What I’m not crazy about is his ability to hit for average. His swing path can get long, largely thanks to that deep, high hand load that allows him to hit for power. Occasionally, that can lead him into bad habits, as he’ll sometimes develop a little hitch as he moves his hands into position--the swing works much better when it’s smooth and he takes a more direct path to the ball. Otherwise, he can still use some help with his pitch recognition, but that’s true of many young hitters, even good ones. Because of these things, Conforto will strike out. I don’t think he’ll strike out 200 times, but he’s not going to be a high contact hitter in the long haul, either. I think he’ll typically hit .230-.270, though with the aforementioned secondary skills.

And then there’s defense. Conforto’s not good at it and probably never will be. I like his instincts out there--sometimes he will make some outstanding catches, catches a player with his foot speed should never be able to make--but a lack of range really hurts him. Unfortunately Conforto is no better than a fringe-average runner, and that might be a generous assessment. That limits his usefulness on the bases, and it prevents him from chasing flyballs into the gaps. And while his lack of speed won’t preclude him from right field, a lack of arm strength will. His arm is below average for me, suitable for left but nowhere else. I think he’d also be fine at first base, but at either position, there will be pressure on his bat to produce.

As for intangibles, I haven’t heard a bad word about him. He seems to be a hard worker with a knack for producing in big spots. A mild positive.
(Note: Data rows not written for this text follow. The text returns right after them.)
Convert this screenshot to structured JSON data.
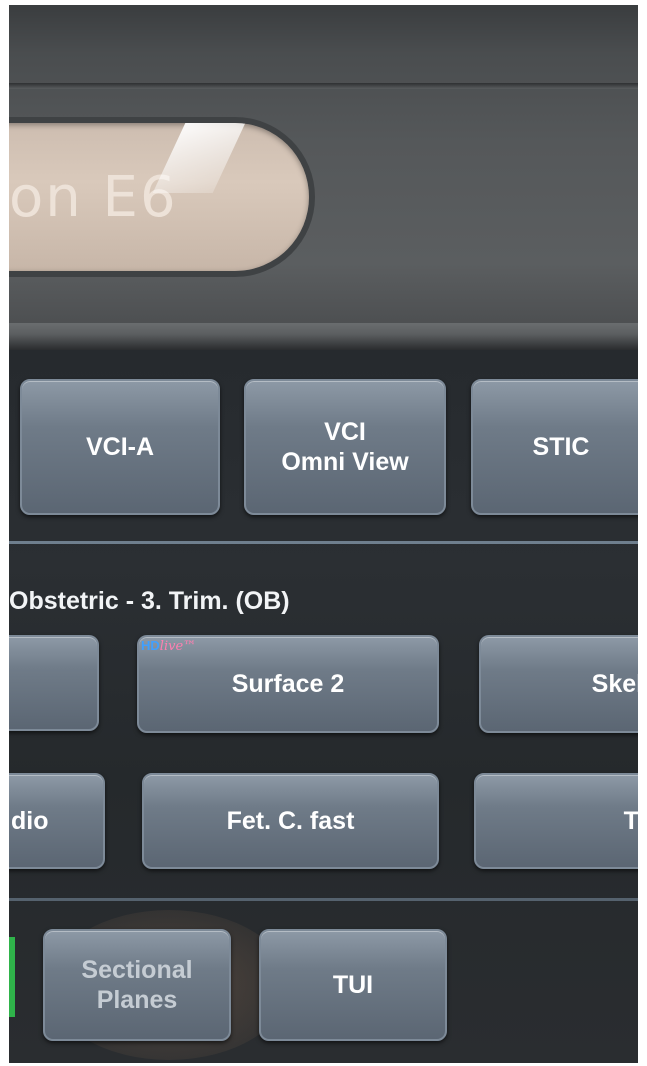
{
  "device": {
    "logo_text": "on E6"
  },
  "screen": {
    "top_row": {
      "buttons": [
        {
          "label": "VCI-A"
        },
        {
          "label": "VCI\nOmni View"
        },
        {
          "label": "STIC"
        }
      ]
    },
    "protocol_title": "Obstetric - 3. Trim. (OB)",
    "row2": {
      "buttons": [
        {
          "label": ""
        },
        {
          "label": "Surface 2",
          "badge_hd": "HD",
          "badge_live": "live™"
        },
        {
          "label": "Skele"
        }
      ]
    },
    "row3": {
      "buttons": [
        {
          "label": "dio"
        },
        {
          "label": "Fet. C. fast"
        },
        {
          "label": "TU"
        }
      ]
    },
    "bottom_row": {
      "buttons": [
        {
          "label": "Sectional\nPlanes"
        },
        {
          "label": "TUI"
        }
      ]
    }
  }
}
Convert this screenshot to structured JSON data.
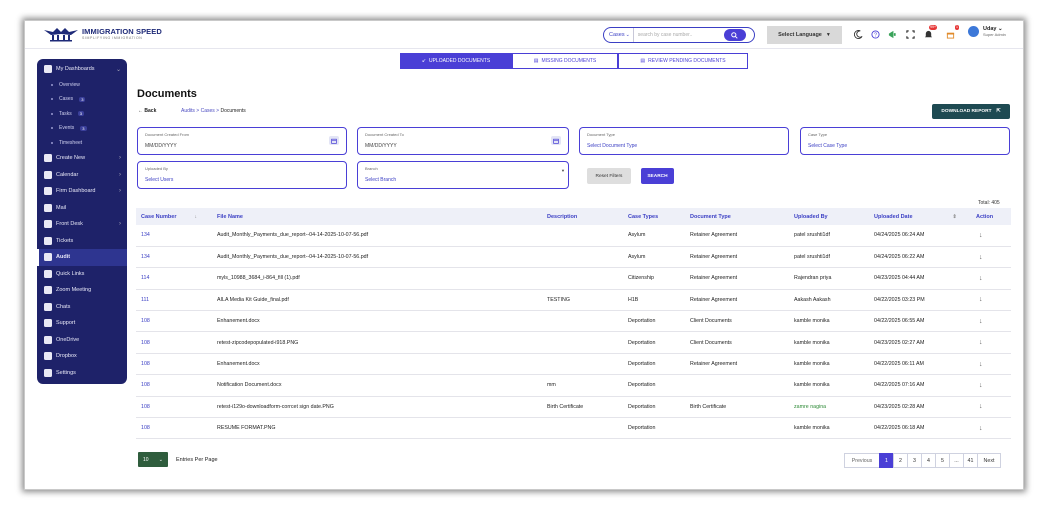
{
  "brand": {
    "name": "IMMIGRATION SPEED",
    "tagline": "SIMPLIFYING IMMIGRATION"
  },
  "header": {
    "search_scope": "Cases",
    "search_placeholder": "search by case number..",
    "language_label": "Select Language",
    "notif_badge_1": "99+",
    "notif_badge_2": "1",
    "user_name": "Uday",
    "user_role": "Super Admin"
  },
  "sidebar": {
    "items": [
      {
        "label": "My Dashboards",
        "icon": "dashboard-icon"
      },
      {
        "label": "Create New",
        "icon": "plus-square-icon"
      },
      {
        "label": "Calendar",
        "icon": "calendar-icon"
      },
      {
        "label": "Firm Dashboard",
        "icon": "building-icon"
      },
      {
        "label": "Mail",
        "icon": "mail-icon"
      },
      {
        "label": "Front Desk",
        "icon": "desk-icon"
      },
      {
        "label": "Tickets",
        "icon": "ticket-icon"
      },
      {
        "label": "Audit",
        "icon": "audit-icon"
      },
      {
        "label": "Quick Links",
        "icon": "link-icon"
      },
      {
        "label": "Zoom Meeting",
        "icon": "video-icon"
      },
      {
        "label": "Chats",
        "icon": "chat-icon"
      },
      {
        "label": "Support",
        "icon": "support-icon"
      },
      {
        "label": "OneDrive",
        "icon": "cloud-icon"
      },
      {
        "label": "Dropbox",
        "icon": "dropbox-icon"
      },
      {
        "label": "Settings",
        "icon": "gear-icon"
      }
    ],
    "sub": [
      {
        "label": "Overview",
        "count": ""
      },
      {
        "label": "Cases",
        "count": "3"
      },
      {
        "label": "Tasks",
        "count": "3"
      },
      {
        "label": "Events",
        "count": "3"
      },
      {
        "label": "Timesheet",
        "count": ""
      }
    ]
  },
  "tabs": [
    "UPLOADED DOCUMENTS",
    "MISSING DOCUMENTS",
    "REVIEW PENDING DOCUMENTS"
  ],
  "page": {
    "title": "Documents",
    "back": "Back",
    "breadcrumb": [
      "Audits",
      "Cases",
      "Documents"
    ],
    "download": "DOWNLOAD REPORT"
  },
  "filters": {
    "created_from": {
      "label": "Document Created From",
      "placeholder": "MM/DD/YYYY"
    },
    "created_to": {
      "label": "Document Created To",
      "placeholder": "MM/DD/YYYY"
    },
    "doc_type": {
      "label": "Document Type",
      "value": "Select Document Type"
    },
    "case_type": {
      "label": "Case Type",
      "value": "Select Case Type"
    },
    "uploaded_by": {
      "label": "Uploaded By",
      "value": "Select Users"
    },
    "branch": {
      "label": "Branch",
      "value": "Select Branch"
    },
    "reset": "Reset Filters",
    "search": "SEARCH"
  },
  "total": "Total: 405",
  "table": {
    "columns": [
      "Case Number",
      "File Name",
      "Description",
      "Case Types",
      "Document Type",
      "Uploaded By",
      "Uploaded Date",
      "Action"
    ],
    "rows": [
      [
        "134",
        "Audit_Monthly_Payments_due_report--04-14-2025-10-07-56.pdf",
        "",
        "Asylum",
        "Retainer Agreement",
        "patel srushti1df",
        "04/24/2025 06:24 AM"
      ],
      [
        "134",
        "Audit_Monthly_Payments_due_report--04-14-2025-10-07-56.pdf",
        "",
        "Asylum",
        "Retainer Agreement",
        "patel srushti1df",
        "04/24/2025 06:22 AM"
      ],
      [
        "114",
        "myls_10988_3684_i-864_fill (1).pdf",
        "",
        "Citizenship",
        "Retainer Agreement",
        "Rajendran priya",
        "04/23/2025 04:44 AM"
      ],
      [
        "111",
        "AILA Media Kit Guide_final.pdf",
        "TESTING",
        "H1B",
        "Retainer Agreement",
        "Aakash Aakash",
        "04/22/2025 03:23 PM"
      ],
      [
        "108",
        "Enhanement.docx",
        "",
        "Deportation",
        "Client Documents",
        "kamble monika",
        "04/22/2025 06:55 AM"
      ],
      [
        "108",
        "retest-zipcodepopulated-i918.PNG",
        "",
        "Deportation",
        "Client Documents",
        "kamble monika",
        "04/23/2025 02:27 AM"
      ],
      [
        "108",
        "Enhanement.docx",
        "",
        "Deportation",
        "Retainer Agreement",
        "kamble monika",
        "04/22/2025 06:11 AM"
      ],
      [
        "108",
        "Notification Document.docx",
        "mm",
        "Deportation",
        "",
        "kamble monika",
        "04/22/2025 07:16 AM"
      ],
      [
        "108",
        "retest-i129o-downloadform-corrcet sign date.PNG",
        "Birth Certificate",
        "Deportation",
        "Birth Certificate",
        "zamre nagina",
        "04/23/2025 02:28 AM"
      ],
      [
        "108",
        "RESUME FORMAT.PNG",
        "",
        "Deportation",
        "",
        "kamble monika",
        "04/22/2025 06:18 AM"
      ]
    ]
  },
  "pagination": {
    "per_page": "10",
    "per_page_label": "Entries Per Page",
    "prev": "Previous",
    "pages": [
      "1",
      "2",
      "3",
      "4",
      "5",
      "...",
      "41"
    ],
    "next": "Next",
    "current": "1"
  },
  "colors": {
    "primary": "#4a3fd6",
    "sidebar": "#1e2269",
    "download": "#1e4a52",
    "green": "#2f5d3d"
  }
}
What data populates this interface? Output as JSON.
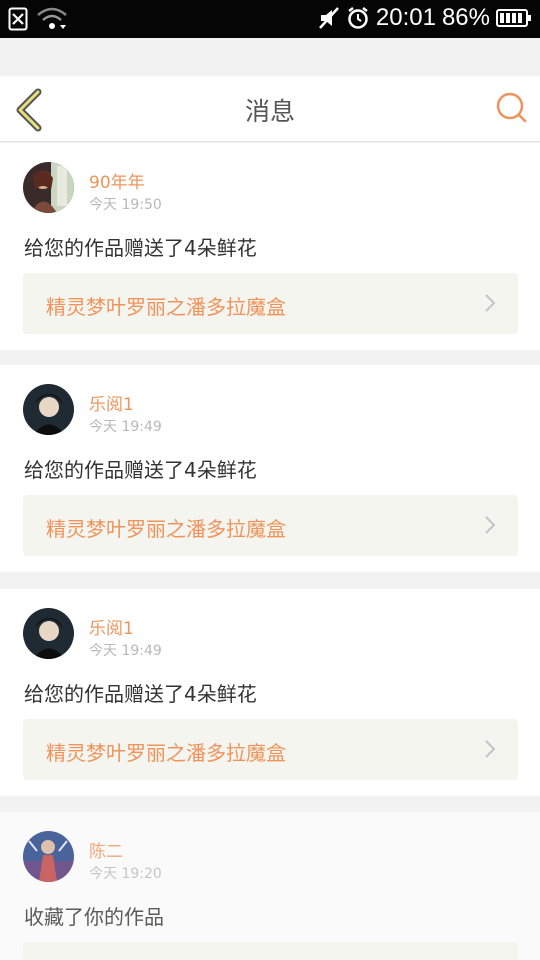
{
  "status_bar": {
    "time": "20:01",
    "battery": "86%",
    "icons": [
      "sim-off-icon",
      "wifi-icon",
      "mute-icon",
      "alarm-icon",
      "battery-icon"
    ]
  },
  "header": {
    "title": "消息",
    "back_icon": "back-chevron-icon",
    "search_icon": "search-icon",
    "accent": "#f0935a"
  },
  "messages": [
    {
      "user": "90年年",
      "time": "今天 19:50",
      "text": "给您的作品赠送了4朵鲜花",
      "work": "精灵梦叶罗丽之潘多拉魔盒"
    },
    {
      "user": "乐阅1",
      "time": "今天 19:49",
      "text": "给您的作品赠送了4朵鲜花",
      "work": "精灵梦叶罗丽之潘多拉魔盒"
    },
    {
      "user": "乐阅1",
      "time": "今天 19:49",
      "text": "给您的作品赠送了4朵鲜花",
      "work": "精灵梦叶罗丽之潘多拉魔盒"
    },
    {
      "user": "陈二",
      "time": "今天 19:20",
      "text": "收藏了你的作品",
      "work": ""
    }
  ]
}
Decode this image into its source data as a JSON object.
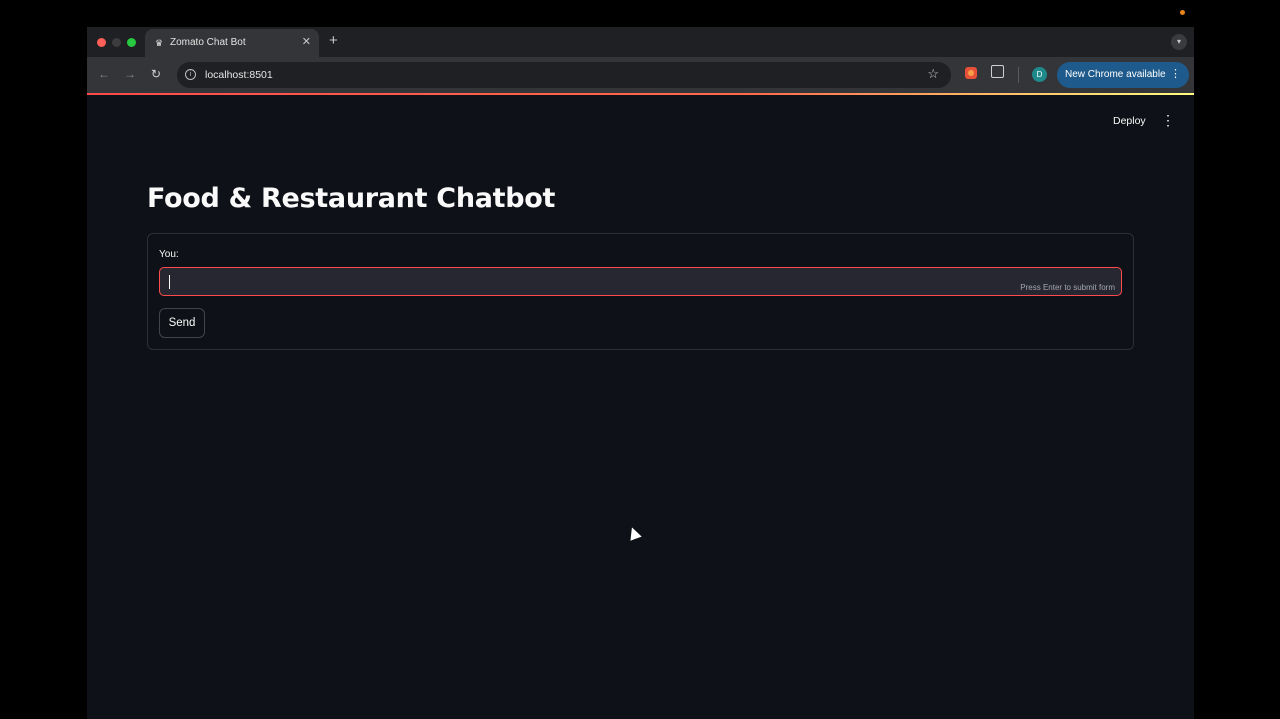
{
  "browser": {
    "tab_title": "Zomato Chat Bot",
    "tab_close": "✕",
    "new_tab": "+",
    "url": "localhost:8501",
    "update_label": "New Chrome available",
    "avatar_initial": "D"
  },
  "app": {
    "deploy_label": "Deploy",
    "title": "Food & Restaurant Chatbot",
    "form": {
      "input_label": "You:",
      "input_value": "",
      "hint": "Press Enter to submit form",
      "send_label": "Send"
    }
  },
  "colors": {
    "background": "#0e1117",
    "accent": "#ff4b4b",
    "update_pill": "#1e5b8c"
  }
}
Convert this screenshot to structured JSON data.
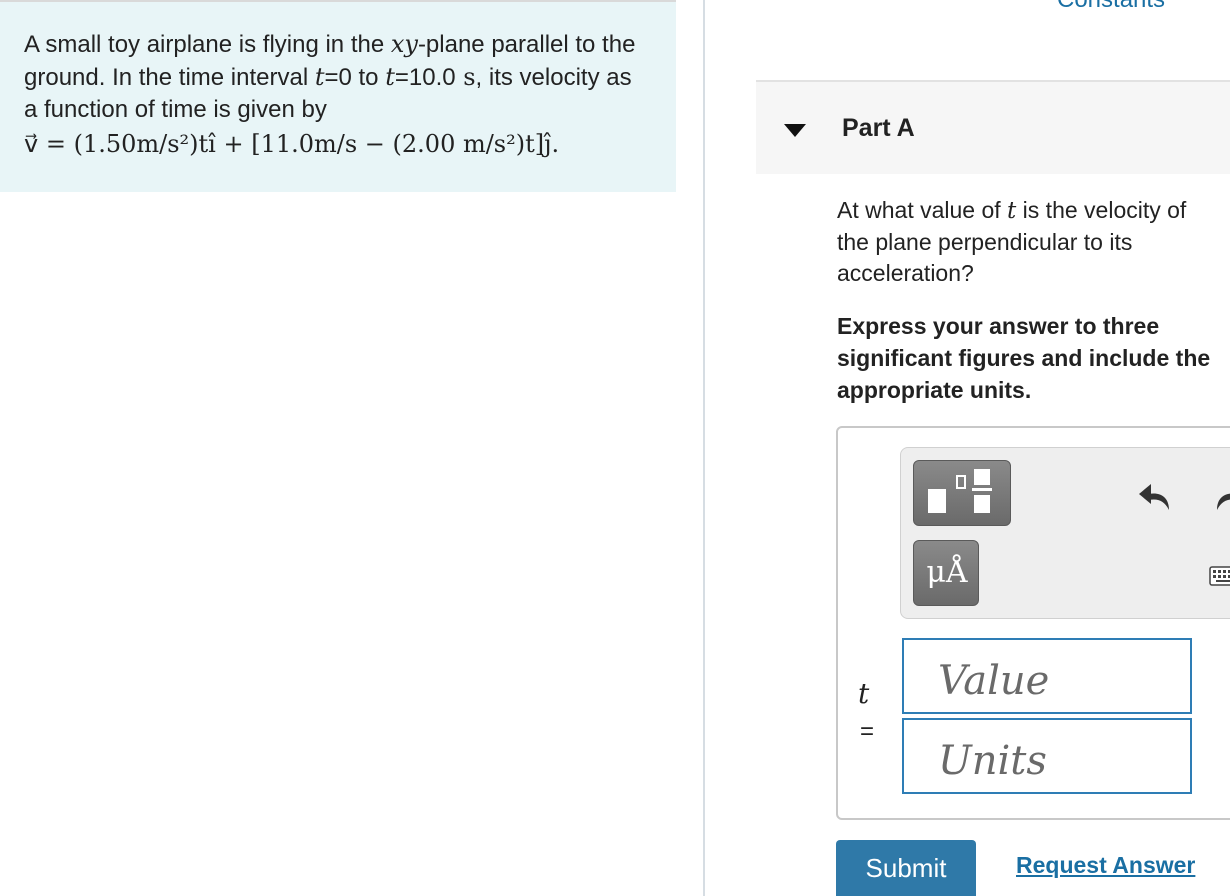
{
  "problem": {
    "text_1": "A small toy airplane is flying in the ",
    "var_xy": "xy",
    "text_2": "-plane parallel to the ground. In the time interval ",
    "var_t": "t",
    "text_3": "=0 to ",
    "text_4": "=10.0",
    "unit_s": " s",
    "text_5": ", its velocity as a function of time is given by",
    "equation": "v⃗ = (1.50m/s²)tî + [11.0m/s − (2.00 m/s²)t]ĵ."
  },
  "constants_link": "Constants",
  "part": {
    "title": "Part A",
    "question_1": "At what value of ",
    "question_var": "t",
    "question_2": " is the velocity of",
    "question_3": "the plane perpendicular to its",
    "question_4": "acceleration?",
    "instructions": "Express your answer to three significant figures and include the appropriate units."
  },
  "toolbar": {
    "units_button_label": "μÅ",
    "templates_icon": "templates-icon",
    "undo_icon": "undo-icon",
    "redo_icon": "redo-icon",
    "keyboard_icon": "keyboard-icon"
  },
  "answer": {
    "variable": "t",
    "equals": "=",
    "value_placeholder": "Value",
    "units_placeholder": "Units"
  },
  "buttons": {
    "submit": "Submit",
    "request_answer": "Request Answer"
  }
}
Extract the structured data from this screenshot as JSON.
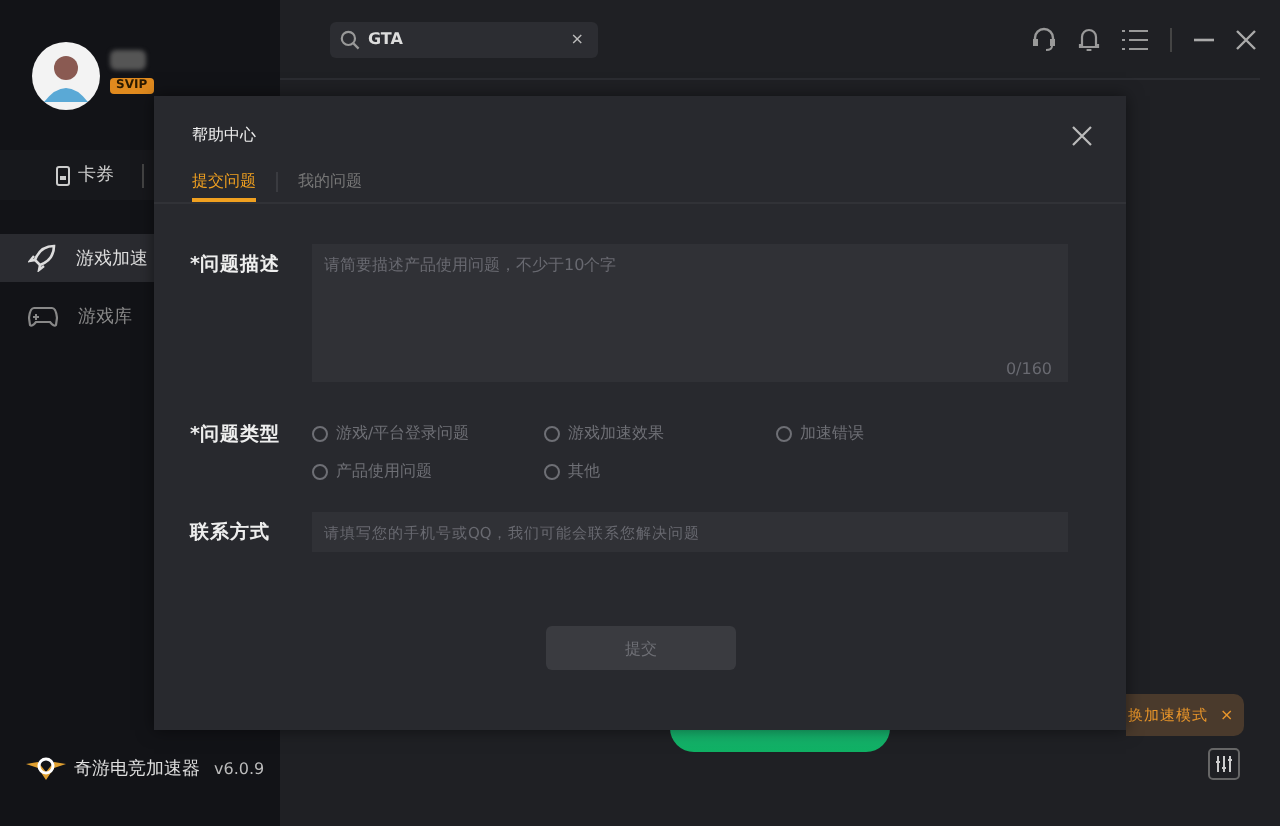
{
  "sidebar": {
    "badge": "SVIP",
    "quick_items": [
      {
        "label": "卡券"
      }
    ],
    "items": [
      {
        "label": "游戏加速",
        "selected": true,
        "kind": "rocket"
      },
      {
        "label": "游戏库",
        "selected": false,
        "kind": "gamepad"
      }
    ],
    "brand": "奇游电竞加速器",
    "version": "v6.0.9"
  },
  "search": {
    "value": "GTA",
    "clear": "×"
  },
  "tooltip": {
    "text": "换加速模式",
    "close": "×"
  },
  "dialog": {
    "title": "帮助中心",
    "tabs": [
      {
        "label": "提交问题",
        "selected": true
      },
      {
        "label": "我的问题",
        "selected": false
      }
    ],
    "description": {
      "label": "*问题描述",
      "placeholder": "请简要描述产品使用问题，不少于10个字",
      "counter": "0/160"
    },
    "type": {
      "label": "*问题类型",
      "options": [
        {
          "label": "游戏/平台登录问题",
          "selected": false
        },
        {
          "label": "游戏加速效果",
          "selected": false
        },
        {
          "label": "加速错误",
          "selected": false
        },
        {
          "label": "产品使用问题",
          "selected": false
        },
        {
          "label": "其他",
          "selected": false
        }
      ]
    },
    "contact": {
      "label": "联系方式",
      "placeholder": "请填写您的手机号或QQ，我们可能会联系您解决问题"
    },
    "submit": "提交"
  }
}
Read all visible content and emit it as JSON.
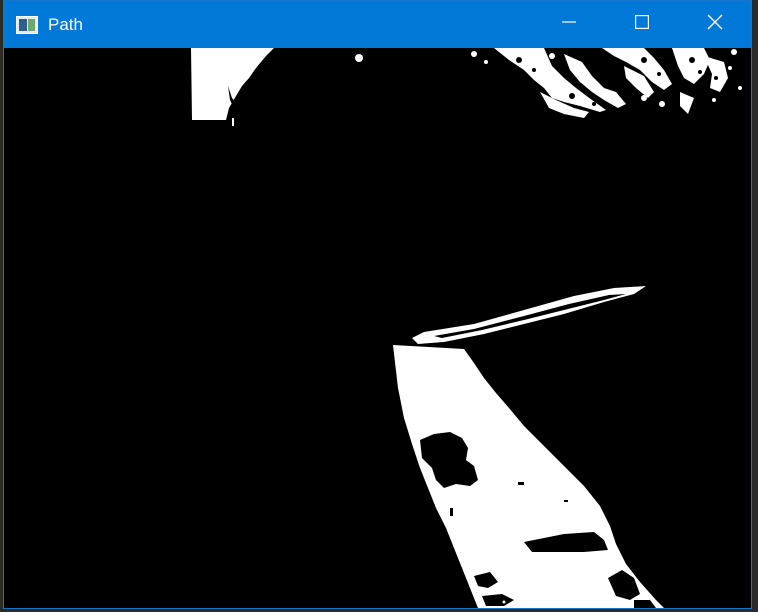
{
  "window": {
    "title": "Path",
    "icon": "image-window-icon",
    "controls": [
      {
        "name": "minimize",
        "icon": "minimize-icon"
      },
      {
        "name": "maximize",
        "icon": "maximize-icon"
      },
      {
        "name": "close",
        "icon": "close-icon"
      }
    ]
  },
  "colors": {
    "titlebar": "#0078d7",
    "title_text": "#ffffff",
    "image_background": "#000000",
    "image_foreground": "#ffffff"
  }
}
So there you have it: power and patience but questionable contact skills and little defensive value. As far as a comparison goes, I heard someone mention a left-handed hitting Nick Swisher, and I think that sounds about right, although he won’t have the same skills on defense--remember, once upon a time Swisher played center. But Conforto will have similar power, patience, and contact ability.

As far as a timetable goes, Conforto could be up sometime in 2016 if everything breaks right. He may stall for a while as he adapts to superior pitching, but I do think he’s a good bet to at least make the majors. What he does there will depend on how well he makes contact. Nothing has ruined the careers of more good hitters than contact concerns. Conforto isn’t my favorite player in the draft, and there are about half a dozen players I’d have picked first, but the Mets clearly wanted a college bat, and I do think Conforto was the best of the bunch, especially with Kyle Schwarber already off the board.